Jeremy remembers his first ever read through,“ Which are always scary”. He refers to “the girls” – Angela Griffin, Lisa Faulkner and Nicola Stephenson – as being “such wonderful big characters who were very flirtatious and very funny. They were all curious to see who would be replacing Michael French so as I walked into the room, I could just feel everybody’s heads turning and weighing me up.” It turns out the casting was spot on.
Alex Adams’s departure story line has been building up since May. The surgeon, having been diagnosed with Early Onset Parkinson’s, undergoes deep brain stimulation and, whilst this surgery cures his tremor on one side, almost immediately afterwards (as happened in real life to actor Michael J Fox after his thalamotomy operation), the tremor reappears on the other side. Jeremy found portraying this troubled character, in the depths of despair, a challenge. Statistics show that 120,000 people in the UK alone have Parkinson’s and 10,000 people are diagnosed with the condition every year. Of those diagnosed, one in 20 people are under the age of 40.
He asserts:” I was concerned that there would be people watching who have this disease in a very real way. I didn’t want it to look comical or demonstrated. When the audience first saw the tremor, I had people coming up to me and asking,’ What is that? A brain tumor? MS?’ I have faith that our audience is intelligent and that as they were already asking those questions, we didn’t need to ram it down their throats. I didn’t want to shake my hand constantly for fear it might look like a cliché or a pastiche. Alex Adams is an intelligent, successful, confident individual who is given a frightening diagnosis and he can’t handle it. He is in complete denial and contemplates ending his life. But he is encouraged to pull himself together by good friends Dianne and Jess and, whilst his days as a heart surgeon are over, he accepts that he still has a life to live and he optimistically embarks upon a future in research.” Ironically, Jeremy, who spent seven years as a professional dancer with the Royal Ballet, was prompted to abandon his dance career following an injury but, fortunately, it was a timely accident. He was, he says, reaching a point when he wanted to move on anyway. “It was a blessing in disguise for me at the time. Some would argue that there was something psychological about it which allowed me to make a decision that I wouldn’t have made otherwise.”
But he can relate to Adams’s plight, having known dancers who, at the height of their career, have been forced by physical injury to change their lives against their will.
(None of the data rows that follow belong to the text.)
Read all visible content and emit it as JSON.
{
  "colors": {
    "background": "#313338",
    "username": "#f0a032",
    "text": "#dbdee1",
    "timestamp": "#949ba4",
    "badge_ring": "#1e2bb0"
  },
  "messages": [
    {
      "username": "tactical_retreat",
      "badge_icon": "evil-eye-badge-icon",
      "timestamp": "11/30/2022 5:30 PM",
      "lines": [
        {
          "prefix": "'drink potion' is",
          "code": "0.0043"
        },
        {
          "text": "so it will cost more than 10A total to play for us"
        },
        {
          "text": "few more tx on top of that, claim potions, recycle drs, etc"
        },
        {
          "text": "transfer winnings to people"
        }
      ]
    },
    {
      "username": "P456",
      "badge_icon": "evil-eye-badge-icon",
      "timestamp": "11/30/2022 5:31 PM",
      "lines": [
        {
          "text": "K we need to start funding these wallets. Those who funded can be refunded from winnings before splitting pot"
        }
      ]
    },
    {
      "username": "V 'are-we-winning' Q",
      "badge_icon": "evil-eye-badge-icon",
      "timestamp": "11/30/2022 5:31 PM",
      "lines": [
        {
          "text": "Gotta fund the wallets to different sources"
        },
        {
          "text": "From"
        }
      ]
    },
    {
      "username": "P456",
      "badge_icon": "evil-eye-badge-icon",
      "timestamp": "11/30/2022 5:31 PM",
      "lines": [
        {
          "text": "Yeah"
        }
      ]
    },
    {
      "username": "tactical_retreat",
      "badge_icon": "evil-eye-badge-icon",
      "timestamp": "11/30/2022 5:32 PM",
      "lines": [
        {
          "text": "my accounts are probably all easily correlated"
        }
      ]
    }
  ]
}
“Not only is it what you love and what you want to do, but it is also about your identity.” Adams is a case in point:” He has had certain love interests and emotional attachments to people which ultimately damaged him and made him focus wholeheartedly on his work. You take that away from him and it is a huge part of his character and personality, which is being ripped away. He’s no longer the person he thought he was.”
The future is far from bleak for the dashing Jeremy, who has landed a movie part in Something Borrowed, a romantic comedy starring Jack Davenport, Tom Conti, Debra Messing and Sarah Parish, which has just started filming in London. Hollywood beckons for this heartthrob and one would hope that he will benefit from his insight into the intricacies of disseminated intravascular coagulation, having left many a female viewer with abnormally high blood pressure!